How to complete this task:
Copy the entries below in full, keeping them exactly as they are.

+ + +

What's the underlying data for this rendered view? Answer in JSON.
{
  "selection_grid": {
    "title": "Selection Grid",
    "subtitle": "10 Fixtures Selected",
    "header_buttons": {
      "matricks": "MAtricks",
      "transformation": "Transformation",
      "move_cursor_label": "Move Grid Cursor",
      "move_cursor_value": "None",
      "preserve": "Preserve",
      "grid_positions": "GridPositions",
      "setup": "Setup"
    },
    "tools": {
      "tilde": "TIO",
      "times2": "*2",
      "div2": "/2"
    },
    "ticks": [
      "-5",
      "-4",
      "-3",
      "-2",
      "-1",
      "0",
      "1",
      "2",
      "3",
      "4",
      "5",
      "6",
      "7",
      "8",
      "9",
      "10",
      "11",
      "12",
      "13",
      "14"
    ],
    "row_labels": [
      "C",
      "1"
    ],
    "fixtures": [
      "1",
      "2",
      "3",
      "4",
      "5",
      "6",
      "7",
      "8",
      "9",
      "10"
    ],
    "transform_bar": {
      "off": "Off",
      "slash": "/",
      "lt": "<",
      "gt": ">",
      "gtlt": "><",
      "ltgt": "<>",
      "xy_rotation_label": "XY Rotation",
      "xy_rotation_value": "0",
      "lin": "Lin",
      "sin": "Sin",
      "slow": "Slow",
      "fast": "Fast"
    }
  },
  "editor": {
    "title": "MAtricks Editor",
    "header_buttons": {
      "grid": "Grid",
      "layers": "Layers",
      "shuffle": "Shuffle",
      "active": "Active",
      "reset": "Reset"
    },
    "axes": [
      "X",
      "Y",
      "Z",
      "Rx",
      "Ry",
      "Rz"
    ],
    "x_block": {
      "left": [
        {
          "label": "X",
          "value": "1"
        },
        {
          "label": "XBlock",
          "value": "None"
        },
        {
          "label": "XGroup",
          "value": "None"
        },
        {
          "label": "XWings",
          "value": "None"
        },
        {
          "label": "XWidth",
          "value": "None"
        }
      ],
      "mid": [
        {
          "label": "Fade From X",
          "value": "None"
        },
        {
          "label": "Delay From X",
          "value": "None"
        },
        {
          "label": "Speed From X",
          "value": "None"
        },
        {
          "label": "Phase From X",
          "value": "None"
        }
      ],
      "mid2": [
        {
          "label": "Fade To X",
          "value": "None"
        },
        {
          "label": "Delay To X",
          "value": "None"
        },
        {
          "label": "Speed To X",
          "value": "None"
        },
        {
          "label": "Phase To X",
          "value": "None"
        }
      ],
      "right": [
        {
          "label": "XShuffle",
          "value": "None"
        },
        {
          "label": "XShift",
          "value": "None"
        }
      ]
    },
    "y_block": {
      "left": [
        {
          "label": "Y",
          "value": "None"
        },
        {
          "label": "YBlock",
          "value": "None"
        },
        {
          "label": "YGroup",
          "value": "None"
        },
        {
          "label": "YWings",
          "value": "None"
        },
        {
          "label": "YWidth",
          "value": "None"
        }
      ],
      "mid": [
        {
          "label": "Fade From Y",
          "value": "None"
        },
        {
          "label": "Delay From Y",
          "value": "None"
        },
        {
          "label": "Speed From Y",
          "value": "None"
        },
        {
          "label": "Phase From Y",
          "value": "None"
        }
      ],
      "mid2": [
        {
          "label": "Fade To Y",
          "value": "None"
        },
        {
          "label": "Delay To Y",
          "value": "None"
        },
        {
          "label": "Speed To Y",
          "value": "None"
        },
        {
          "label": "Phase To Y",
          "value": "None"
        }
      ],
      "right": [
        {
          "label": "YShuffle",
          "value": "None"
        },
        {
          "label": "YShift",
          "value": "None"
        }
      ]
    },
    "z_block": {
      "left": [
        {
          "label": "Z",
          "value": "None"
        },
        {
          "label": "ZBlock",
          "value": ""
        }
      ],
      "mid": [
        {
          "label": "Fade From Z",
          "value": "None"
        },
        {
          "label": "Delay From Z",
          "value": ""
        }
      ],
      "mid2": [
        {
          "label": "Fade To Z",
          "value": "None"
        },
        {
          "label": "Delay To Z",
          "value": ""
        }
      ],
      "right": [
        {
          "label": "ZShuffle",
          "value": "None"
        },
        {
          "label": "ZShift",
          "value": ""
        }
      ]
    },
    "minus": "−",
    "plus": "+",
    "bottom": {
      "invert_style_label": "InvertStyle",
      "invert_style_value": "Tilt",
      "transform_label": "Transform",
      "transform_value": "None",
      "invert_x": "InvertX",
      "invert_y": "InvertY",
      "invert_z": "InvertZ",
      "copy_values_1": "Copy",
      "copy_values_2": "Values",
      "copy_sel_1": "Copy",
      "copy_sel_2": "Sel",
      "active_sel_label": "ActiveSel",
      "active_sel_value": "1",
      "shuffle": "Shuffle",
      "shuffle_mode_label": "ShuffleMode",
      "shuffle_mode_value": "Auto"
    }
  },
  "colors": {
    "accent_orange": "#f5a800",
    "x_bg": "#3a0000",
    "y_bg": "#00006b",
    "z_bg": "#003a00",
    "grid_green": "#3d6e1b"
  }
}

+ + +

Written solution:
What's the underlying data for this rendered view? Answer in JSON.
{
  "selection_grid": {
    "title": "Selection Grid",
    "subtitle": "10 Fixtures Selected",
    "header_buttons": {
      "matricks": "MAtricks",
      "transformation": "Transformation",
      "move_cursor_label": "Move Grid Cursor",
      "move_cursor_value": "None",
      "preserve": "Preserve",
      "grid_positions": "GridPositions",
      "setup": "Setup"
    },
    "tools": {
      "tilde": "TIO",
      "times2": "*2",
      "div2": "/2"
    },
    "ticks": [
      "-5",
      "-4",
      "-3",
      "-2",
      "-1",
      "0",
      "1",
      "2",
      "3",
      "4",
      "5",
      "6",
      "7",
      "8",
      "9",
      "10",
      "11",
      "12",
      "13",
      "14"
    ],
    "row_labels": [
      "C",
      "1"
    ],
    "fixtures": [
      "1",
      "2",
      "3",
      "4",
      "5",
      "6",
      "7",
      "8",
      "9",
      "10"
    ],
    "transform_bar": {
      "off": "Off",
      "slash": "/",
      "lt": "<",
      "gt": ">",
      "gtlt": "><",
      "ltgt": "<>",
      "xy_rotation_label": "XY Rotation",
      "xy_rotation_value": "0",
      "lin": "Lin",
      "sin": "Sin",
      "slow": "Slow",
      "fast": "Fast"
    }
  },
  "editor": {
    "title": "MAtricks Editor",
    "header_buttons": {
      "grid": "Grid",
      "layers": "Layers",
      "shuffle": "Shuffle",
      "active": "Active",
      "reset": "Reset"
    },
    "axes": [
      "X",
      "Y",
      "Z",
      "Rx",
      "Ry",
      "Rz"
    ],
    "x_block": {
      "left": [
        {
          "label": "X",
          "value": "1"
        },
        {
          "label": "XBlock",
          "value": "None"
        },
        {
          "label": "XGroup",
          "value": "None"
        },
        {
          "label": "XWings",
          "value": "None"
        },
        {
          "label": "XWidth",
          "value": "None"
        }
      ],
      "mid": [
        {
          "label": "Fade From X",
          "value": "None"
        },
        {
          "label": "Delay From X",
          "value": "None"
        },
        {
          "label": "Speed From X",
          "value": "None"
        },
        {
          "label": "Phase From X",
          "value": "None"
        }
      ],
      "mid2": [
        {
          "label": "Fade To X",
          "value": "None"
        },
        {
          "label": "Delay To X",
          "value": "None"
        },
        {
          "label": "Speed To X",
          "value": "None"
        },
        {
          "label": "Phase To X",
          "value": "None"
        }
      ],
      "right": [
        {
          "label": "XShuffle",
          "value": "None"
        },
        {
          "label": "XShift",
          "value": "None"
        }
      ]
    },
    "y_block": {
      "left": [
        {
          "label": "Y",
          "value": "None"
        },
        {
          "label": "YBlock",
          "value": "None"
        },
        {
          "label": "YGroup",
          "value": "None"
        },
        {
          "label": "YWings",
          "value": "None"
        },
        {
          "label": "YWidth",
          "value": "None"
        }
      ],
      "mid": [
        {
          "label": "Fade From Y",
          "value": "None"
        },
        {
          "label": "Delay From Y",
          "value": "None"
        },
        {
          "label": "Speed From Y",
          "value": "None"
        },
        {
          "label": "Phase From Y",
          "value": "None"
        }
      ],
      "mid2": [
        {
          "label": "Fade To Y",
          "value": "None"
        },
        {
          "label": "Delay To Y",
          "value": "None"
        },
        {
          "label": "Speed To Y",
          "value": "None"
        },
        {
          "label": "Phase To Y",
          "value": "None"
        }
      ],
      "right": [
        {
          "label": "YShuffle",
          "value": "None"
        },
        {
          "label": "YShift",
          "value": "None"
        }
      ]
    },
    "z_block": {
      "left": [
        {
          "label": "Z",
          "value": "None"
        },
        {
          "label": "ZBlock",
          "value": ""
        }
      ],
      "mid": [
        {
          "label": "Fade From Z",
          "value": "None"
        },
        {
          "label": "Delay From Z",
          "value": ""
        }
      ],
      "mid2": [
        {
          "label": "Fade To Z",
          "value": "None"
        },
        {
          "label": "Delay To Z",
          "value": ""
        }
      ],
      "right": [
        {
          "label": "ZShuffle",
          "value": "None"
        },
        {
          "label": "ZShift",
          "value": ""
        }
      ]
    },
    "minus": "−",
    "plus": "+",
    "bottom": {
      "invert_style_label": "InvertStyle",
      "invert_style_value": "Tilt",
      "transform_label": "Transform",
      "transform_value": "None",
      "invert_x": "InvertX",
      "invert_y": "InvertY",
      "invert_z": "InvertZ",
      "copy_values_1": "Copy",
      "copy_values_2": "Values",
      "copy_sel_1": "Copy",
      "copy_sel_2": "Sel",
      "active_sel_label": "ActiveSel",
      "active_sel_value": "1",
      "shuffle": "Shuffle",
      "shuffle_mode_label": "ShuffleMode",
      "shuffle_mode_value": "Auto"
    }
  },
  "colors": {
    "accent_orange": "#f5a800",
    "x_bg": "#3a0000",
    "y_bg": "#00006b",
    "z_bg": "#003a00",
    "grid_green": "#3d6e1b"
  }
}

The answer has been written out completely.